About this exercise:
Using the records provided below, locate and copy each line that contains the word "JSON".

---------- Task material

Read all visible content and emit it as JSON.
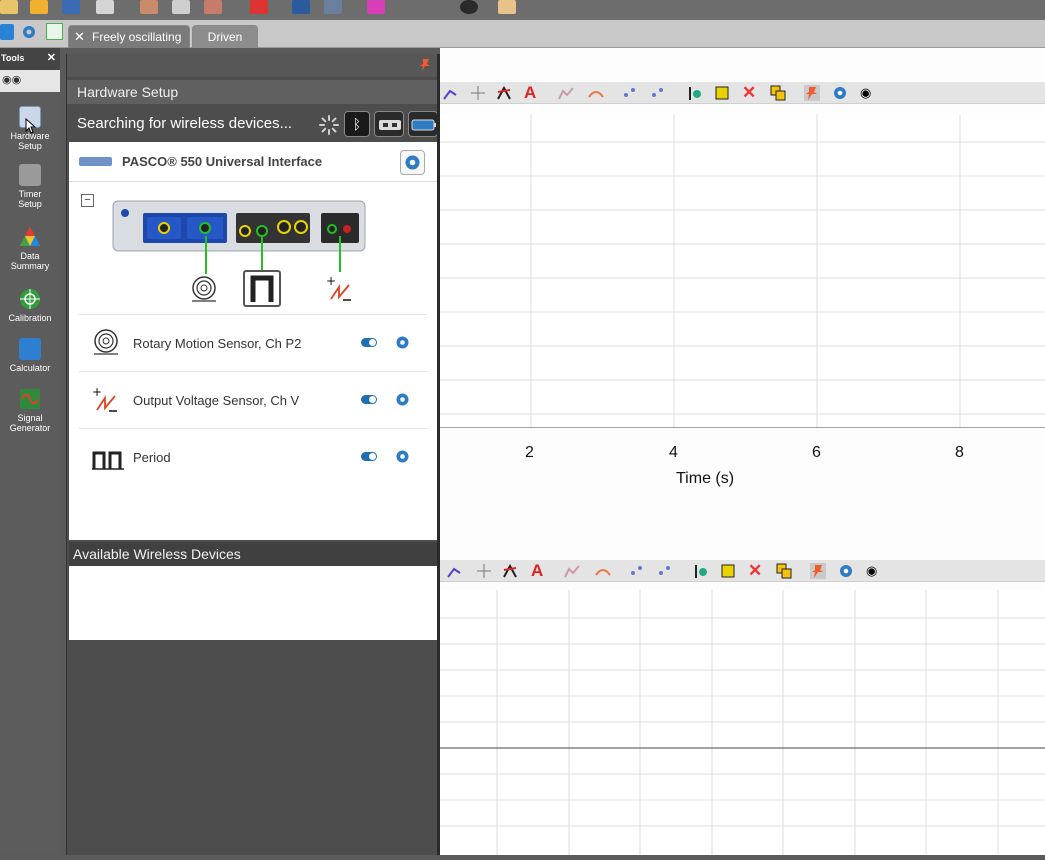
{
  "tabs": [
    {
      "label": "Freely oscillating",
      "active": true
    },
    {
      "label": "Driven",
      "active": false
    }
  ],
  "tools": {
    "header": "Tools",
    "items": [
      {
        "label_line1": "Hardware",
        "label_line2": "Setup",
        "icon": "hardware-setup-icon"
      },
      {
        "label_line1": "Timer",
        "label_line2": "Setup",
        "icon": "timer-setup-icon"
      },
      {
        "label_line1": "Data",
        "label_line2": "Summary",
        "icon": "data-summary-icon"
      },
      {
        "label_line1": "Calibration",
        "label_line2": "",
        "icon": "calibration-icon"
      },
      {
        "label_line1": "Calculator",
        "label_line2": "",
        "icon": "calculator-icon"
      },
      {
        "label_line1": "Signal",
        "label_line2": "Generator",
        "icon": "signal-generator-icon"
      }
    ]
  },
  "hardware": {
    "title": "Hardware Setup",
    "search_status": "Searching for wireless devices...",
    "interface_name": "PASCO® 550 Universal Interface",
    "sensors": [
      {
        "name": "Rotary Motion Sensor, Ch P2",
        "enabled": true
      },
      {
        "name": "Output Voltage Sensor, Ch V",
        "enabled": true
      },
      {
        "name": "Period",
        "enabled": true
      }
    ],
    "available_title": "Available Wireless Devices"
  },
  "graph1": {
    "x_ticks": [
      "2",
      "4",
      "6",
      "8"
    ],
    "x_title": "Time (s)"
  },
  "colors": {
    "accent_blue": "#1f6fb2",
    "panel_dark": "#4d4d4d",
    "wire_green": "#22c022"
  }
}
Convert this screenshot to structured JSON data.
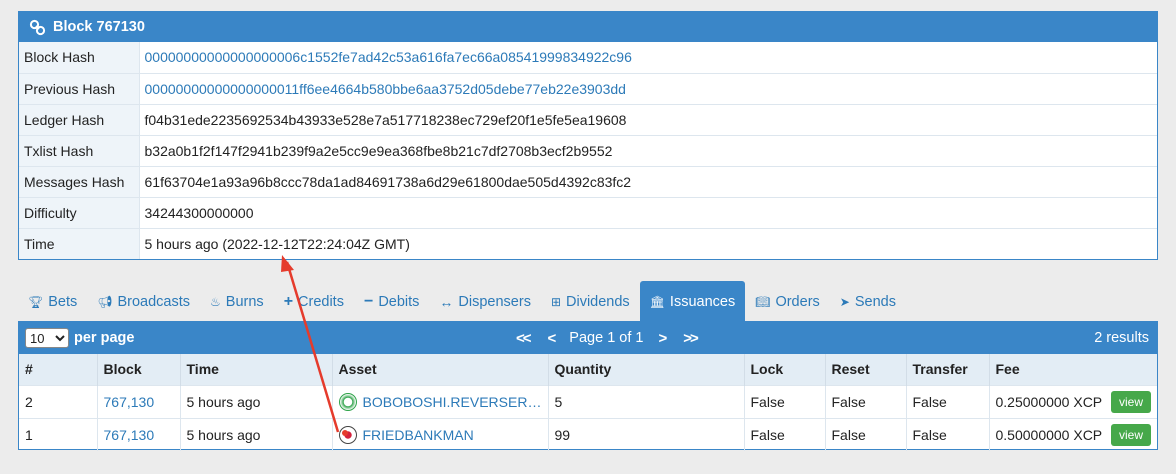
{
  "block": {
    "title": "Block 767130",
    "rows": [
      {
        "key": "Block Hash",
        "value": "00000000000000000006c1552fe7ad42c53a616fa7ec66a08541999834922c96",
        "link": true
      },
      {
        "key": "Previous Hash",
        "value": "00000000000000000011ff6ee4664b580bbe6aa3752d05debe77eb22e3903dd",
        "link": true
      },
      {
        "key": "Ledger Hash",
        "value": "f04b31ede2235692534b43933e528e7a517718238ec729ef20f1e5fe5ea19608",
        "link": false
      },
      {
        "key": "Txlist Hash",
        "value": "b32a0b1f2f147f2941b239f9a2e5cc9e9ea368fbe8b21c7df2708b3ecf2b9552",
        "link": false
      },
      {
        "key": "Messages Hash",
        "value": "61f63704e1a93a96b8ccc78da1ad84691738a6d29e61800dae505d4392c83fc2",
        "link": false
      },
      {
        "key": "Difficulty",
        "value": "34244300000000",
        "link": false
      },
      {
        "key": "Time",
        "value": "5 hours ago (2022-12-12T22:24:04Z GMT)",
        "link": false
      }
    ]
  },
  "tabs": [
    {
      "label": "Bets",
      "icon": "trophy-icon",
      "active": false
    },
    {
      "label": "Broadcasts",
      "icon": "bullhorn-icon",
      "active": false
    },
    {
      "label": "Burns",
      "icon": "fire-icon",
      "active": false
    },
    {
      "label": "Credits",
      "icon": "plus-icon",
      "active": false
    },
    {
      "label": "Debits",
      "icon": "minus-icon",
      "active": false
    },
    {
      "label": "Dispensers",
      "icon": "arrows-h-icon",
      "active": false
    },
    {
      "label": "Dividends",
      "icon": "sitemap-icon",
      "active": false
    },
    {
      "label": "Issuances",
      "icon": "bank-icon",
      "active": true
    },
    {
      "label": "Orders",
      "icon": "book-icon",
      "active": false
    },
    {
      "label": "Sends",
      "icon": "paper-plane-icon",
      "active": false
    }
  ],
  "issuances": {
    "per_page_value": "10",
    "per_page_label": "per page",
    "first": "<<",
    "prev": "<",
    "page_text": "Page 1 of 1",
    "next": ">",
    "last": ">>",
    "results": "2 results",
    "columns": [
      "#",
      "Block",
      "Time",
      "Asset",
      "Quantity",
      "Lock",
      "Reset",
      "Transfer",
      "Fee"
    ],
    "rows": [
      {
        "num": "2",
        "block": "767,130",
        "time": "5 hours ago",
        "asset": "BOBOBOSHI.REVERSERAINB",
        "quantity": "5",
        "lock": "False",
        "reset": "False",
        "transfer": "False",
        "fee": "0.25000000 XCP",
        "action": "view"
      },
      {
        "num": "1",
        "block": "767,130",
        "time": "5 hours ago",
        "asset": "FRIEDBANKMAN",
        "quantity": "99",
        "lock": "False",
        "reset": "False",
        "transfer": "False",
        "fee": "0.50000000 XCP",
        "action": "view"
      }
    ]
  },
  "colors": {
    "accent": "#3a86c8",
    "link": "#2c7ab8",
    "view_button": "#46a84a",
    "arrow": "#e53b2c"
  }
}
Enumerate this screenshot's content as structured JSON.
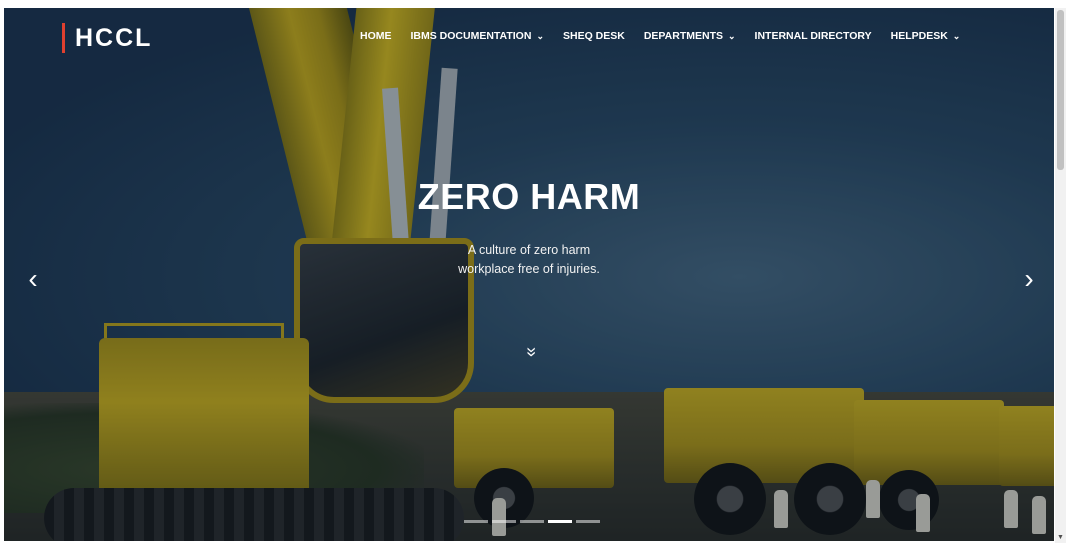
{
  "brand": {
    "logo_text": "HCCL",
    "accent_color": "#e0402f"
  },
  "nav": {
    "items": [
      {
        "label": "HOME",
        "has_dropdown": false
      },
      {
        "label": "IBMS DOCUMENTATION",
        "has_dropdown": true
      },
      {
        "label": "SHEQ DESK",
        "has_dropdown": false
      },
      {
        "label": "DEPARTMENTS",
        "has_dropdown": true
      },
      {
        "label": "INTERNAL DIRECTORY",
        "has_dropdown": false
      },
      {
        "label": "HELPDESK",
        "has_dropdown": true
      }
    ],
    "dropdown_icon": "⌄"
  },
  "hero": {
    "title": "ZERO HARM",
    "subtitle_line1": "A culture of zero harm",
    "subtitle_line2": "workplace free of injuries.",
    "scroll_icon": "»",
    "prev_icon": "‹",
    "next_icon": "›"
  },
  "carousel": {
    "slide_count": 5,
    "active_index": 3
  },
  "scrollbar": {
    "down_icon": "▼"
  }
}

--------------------

Solution:
Read all visible content and emit it as JSON.
Convert this screenshot to structured JSON data.
Enumerate this screenshot's content as structured JSON.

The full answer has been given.